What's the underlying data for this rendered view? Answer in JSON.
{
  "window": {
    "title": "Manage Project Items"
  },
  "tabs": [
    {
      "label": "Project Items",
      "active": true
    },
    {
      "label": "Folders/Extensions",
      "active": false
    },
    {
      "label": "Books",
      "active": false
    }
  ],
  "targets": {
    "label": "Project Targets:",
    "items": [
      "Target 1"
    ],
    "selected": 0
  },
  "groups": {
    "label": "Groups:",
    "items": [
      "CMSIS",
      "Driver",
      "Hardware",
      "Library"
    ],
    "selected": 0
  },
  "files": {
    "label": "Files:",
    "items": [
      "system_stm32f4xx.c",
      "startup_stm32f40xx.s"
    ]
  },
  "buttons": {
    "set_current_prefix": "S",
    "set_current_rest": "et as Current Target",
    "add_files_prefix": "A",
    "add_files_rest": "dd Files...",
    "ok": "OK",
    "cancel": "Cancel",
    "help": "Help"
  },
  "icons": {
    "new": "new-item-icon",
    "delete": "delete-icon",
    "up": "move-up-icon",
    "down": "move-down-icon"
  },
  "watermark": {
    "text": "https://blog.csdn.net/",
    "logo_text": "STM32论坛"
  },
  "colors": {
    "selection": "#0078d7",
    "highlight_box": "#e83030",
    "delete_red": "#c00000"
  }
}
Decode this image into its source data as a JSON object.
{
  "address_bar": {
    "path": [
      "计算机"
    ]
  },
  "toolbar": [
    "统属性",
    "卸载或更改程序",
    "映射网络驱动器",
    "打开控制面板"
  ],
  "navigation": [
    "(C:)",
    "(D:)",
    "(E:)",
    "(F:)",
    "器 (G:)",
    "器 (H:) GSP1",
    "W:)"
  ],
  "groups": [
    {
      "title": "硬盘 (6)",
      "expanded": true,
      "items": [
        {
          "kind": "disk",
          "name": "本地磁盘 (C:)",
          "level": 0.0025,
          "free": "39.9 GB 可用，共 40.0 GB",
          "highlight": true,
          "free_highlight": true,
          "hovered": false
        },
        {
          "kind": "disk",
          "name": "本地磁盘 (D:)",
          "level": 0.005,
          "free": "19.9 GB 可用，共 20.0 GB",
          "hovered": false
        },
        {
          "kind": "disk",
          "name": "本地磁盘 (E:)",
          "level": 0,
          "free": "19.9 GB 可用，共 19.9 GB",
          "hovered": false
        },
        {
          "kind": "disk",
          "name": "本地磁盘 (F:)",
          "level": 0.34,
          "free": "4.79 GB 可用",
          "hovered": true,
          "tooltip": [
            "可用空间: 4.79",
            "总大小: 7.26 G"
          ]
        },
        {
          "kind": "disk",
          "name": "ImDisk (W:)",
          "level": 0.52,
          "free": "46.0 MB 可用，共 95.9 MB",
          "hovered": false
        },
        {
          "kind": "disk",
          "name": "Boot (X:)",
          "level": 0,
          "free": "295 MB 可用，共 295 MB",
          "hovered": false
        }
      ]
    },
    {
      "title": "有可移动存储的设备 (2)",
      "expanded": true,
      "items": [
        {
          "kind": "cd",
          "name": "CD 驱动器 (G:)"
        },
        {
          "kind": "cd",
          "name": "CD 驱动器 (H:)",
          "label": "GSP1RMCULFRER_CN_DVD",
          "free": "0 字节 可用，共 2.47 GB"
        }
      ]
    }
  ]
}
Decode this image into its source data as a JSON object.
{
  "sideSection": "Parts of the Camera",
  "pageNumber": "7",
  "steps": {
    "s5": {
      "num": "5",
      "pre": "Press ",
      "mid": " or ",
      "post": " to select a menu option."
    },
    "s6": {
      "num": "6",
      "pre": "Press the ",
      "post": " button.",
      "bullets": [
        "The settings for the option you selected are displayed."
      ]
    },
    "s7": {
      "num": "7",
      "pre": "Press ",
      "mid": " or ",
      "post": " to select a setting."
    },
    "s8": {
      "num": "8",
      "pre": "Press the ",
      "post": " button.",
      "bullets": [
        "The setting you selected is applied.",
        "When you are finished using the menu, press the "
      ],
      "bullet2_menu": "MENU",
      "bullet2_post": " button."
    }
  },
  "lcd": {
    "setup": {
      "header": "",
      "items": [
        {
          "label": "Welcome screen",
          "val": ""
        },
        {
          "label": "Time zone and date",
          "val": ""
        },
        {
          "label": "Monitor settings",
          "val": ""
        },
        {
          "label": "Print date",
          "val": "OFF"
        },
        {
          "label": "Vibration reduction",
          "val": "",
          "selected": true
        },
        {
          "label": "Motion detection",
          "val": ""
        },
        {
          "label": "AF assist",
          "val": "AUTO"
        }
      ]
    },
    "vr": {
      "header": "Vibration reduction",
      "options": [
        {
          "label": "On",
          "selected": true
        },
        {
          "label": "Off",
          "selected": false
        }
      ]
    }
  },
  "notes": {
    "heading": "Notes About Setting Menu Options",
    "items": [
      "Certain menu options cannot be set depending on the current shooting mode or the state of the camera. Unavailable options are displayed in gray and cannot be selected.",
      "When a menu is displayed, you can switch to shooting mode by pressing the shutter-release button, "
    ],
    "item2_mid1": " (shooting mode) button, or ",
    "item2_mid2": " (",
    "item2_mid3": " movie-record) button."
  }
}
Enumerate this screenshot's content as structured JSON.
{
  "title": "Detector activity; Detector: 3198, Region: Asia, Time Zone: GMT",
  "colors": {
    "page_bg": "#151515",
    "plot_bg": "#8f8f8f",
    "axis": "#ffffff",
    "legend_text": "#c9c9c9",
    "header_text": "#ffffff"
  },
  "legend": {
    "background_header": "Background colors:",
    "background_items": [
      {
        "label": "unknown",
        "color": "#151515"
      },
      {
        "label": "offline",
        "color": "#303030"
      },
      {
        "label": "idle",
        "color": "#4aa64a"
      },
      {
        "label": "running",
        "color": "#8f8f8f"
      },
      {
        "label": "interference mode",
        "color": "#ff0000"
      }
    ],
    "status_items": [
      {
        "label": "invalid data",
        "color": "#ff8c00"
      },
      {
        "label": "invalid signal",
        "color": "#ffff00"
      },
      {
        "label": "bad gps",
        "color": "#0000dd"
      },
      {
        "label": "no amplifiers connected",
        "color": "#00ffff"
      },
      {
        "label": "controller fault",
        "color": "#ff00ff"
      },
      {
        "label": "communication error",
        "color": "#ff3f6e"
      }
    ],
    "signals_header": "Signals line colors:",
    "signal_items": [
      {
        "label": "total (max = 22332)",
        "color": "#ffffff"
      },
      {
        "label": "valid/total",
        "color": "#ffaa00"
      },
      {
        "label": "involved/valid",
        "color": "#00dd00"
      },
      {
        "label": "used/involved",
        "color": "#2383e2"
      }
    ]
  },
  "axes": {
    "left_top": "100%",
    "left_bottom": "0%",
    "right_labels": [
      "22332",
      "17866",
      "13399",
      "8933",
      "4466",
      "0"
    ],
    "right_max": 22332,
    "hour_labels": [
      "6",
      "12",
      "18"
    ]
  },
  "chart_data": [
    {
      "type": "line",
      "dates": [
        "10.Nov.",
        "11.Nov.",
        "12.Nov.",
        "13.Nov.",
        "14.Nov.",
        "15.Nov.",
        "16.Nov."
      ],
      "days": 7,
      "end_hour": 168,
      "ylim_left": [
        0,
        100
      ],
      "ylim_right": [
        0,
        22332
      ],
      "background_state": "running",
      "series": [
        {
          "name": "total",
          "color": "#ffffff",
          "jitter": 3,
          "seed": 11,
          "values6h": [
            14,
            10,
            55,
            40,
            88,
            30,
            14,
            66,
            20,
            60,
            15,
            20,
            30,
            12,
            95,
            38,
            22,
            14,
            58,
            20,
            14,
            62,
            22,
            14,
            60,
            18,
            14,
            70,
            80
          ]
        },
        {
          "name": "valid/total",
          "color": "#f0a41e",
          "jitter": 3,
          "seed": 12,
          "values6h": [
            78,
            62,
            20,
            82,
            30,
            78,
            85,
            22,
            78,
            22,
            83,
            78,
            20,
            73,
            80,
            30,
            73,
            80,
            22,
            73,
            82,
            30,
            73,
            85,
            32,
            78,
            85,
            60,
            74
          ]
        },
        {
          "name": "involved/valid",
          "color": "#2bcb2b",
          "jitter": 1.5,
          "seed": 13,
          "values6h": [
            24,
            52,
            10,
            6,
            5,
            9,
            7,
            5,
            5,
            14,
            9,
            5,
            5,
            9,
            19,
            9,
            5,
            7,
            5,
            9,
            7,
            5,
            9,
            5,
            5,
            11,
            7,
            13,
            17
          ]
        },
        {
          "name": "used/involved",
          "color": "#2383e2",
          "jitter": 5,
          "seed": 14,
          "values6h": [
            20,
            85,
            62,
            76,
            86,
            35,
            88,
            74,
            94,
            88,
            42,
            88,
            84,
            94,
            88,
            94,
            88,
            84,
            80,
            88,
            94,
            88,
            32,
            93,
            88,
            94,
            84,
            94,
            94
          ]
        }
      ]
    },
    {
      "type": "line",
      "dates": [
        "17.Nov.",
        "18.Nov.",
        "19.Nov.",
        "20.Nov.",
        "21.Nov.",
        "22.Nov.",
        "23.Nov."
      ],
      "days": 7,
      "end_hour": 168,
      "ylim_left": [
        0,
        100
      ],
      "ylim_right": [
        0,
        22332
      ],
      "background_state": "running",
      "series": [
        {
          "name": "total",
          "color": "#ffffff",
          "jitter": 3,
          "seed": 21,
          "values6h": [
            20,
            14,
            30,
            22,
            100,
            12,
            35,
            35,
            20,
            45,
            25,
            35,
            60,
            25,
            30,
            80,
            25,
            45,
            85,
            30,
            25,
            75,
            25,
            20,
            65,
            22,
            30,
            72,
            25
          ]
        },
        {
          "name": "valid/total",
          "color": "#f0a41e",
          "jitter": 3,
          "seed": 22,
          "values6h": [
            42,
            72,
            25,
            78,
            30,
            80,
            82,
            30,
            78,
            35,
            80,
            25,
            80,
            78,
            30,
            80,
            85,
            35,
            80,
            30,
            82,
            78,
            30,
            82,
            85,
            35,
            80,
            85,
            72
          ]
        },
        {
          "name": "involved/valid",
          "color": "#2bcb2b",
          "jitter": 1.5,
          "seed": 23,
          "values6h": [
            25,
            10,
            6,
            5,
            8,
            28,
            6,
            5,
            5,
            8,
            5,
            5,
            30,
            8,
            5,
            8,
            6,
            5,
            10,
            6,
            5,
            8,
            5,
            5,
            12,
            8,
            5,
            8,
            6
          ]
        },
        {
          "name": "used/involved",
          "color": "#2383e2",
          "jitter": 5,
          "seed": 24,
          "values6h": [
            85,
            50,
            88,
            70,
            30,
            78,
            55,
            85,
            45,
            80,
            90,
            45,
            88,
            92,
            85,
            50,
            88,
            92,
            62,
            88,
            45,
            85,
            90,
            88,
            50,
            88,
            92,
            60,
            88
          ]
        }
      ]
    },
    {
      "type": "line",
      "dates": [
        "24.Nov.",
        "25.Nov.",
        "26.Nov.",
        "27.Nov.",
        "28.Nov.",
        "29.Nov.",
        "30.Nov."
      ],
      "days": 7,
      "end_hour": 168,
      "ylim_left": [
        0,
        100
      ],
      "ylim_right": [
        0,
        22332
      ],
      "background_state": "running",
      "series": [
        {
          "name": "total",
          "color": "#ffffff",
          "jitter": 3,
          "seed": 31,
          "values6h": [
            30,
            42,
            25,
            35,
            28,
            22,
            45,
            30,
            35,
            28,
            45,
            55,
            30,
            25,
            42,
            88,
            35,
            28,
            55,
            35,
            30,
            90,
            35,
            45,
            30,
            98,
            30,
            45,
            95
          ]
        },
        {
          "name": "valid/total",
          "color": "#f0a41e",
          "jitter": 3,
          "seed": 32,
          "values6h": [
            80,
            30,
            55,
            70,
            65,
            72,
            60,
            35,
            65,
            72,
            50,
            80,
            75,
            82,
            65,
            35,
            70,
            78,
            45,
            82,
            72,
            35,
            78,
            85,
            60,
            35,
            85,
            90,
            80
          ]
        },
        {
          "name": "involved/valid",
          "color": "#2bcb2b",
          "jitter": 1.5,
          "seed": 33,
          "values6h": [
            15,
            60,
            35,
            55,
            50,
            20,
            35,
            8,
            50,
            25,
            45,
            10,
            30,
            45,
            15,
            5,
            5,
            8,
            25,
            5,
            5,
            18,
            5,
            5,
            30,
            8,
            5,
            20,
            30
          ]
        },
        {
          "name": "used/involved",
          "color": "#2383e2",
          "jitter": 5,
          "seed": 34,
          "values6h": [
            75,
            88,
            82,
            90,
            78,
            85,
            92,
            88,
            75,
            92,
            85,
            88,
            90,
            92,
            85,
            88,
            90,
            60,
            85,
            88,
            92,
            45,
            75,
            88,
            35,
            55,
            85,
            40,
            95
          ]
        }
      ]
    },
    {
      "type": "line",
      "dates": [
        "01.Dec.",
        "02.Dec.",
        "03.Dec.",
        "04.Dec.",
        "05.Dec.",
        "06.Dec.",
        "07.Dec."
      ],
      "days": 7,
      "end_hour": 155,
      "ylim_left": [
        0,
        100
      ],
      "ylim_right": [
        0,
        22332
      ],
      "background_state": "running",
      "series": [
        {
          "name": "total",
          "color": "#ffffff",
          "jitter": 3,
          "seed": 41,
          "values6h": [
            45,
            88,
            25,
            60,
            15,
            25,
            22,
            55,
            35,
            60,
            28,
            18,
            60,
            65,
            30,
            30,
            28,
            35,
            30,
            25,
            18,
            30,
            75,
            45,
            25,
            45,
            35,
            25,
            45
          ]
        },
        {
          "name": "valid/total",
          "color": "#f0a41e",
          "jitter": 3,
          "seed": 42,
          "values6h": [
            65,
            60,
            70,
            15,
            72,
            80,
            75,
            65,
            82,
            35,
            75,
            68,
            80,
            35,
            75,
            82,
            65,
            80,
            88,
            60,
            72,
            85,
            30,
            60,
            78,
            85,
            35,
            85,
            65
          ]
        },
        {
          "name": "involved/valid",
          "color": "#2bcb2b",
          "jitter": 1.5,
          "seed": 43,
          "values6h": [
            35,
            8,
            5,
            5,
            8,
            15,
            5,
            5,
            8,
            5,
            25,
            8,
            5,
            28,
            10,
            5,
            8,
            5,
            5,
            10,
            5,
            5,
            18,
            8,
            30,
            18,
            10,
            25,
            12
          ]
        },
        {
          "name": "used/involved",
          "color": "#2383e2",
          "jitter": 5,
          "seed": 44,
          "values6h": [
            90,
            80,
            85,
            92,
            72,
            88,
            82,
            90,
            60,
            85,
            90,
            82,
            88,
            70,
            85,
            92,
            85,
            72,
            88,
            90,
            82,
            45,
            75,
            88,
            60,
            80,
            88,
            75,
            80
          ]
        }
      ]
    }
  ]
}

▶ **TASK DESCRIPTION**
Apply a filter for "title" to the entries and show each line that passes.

▶ **EXERCISE RESPONSE**
    "title": "Manage Project Items"
      "title": "硬盘 (6)",
      "title": "有可移动存储的设备 (2)",
  "title": "Detector activity; Detector: 3198, Region: Asia, Time Zone: GMT",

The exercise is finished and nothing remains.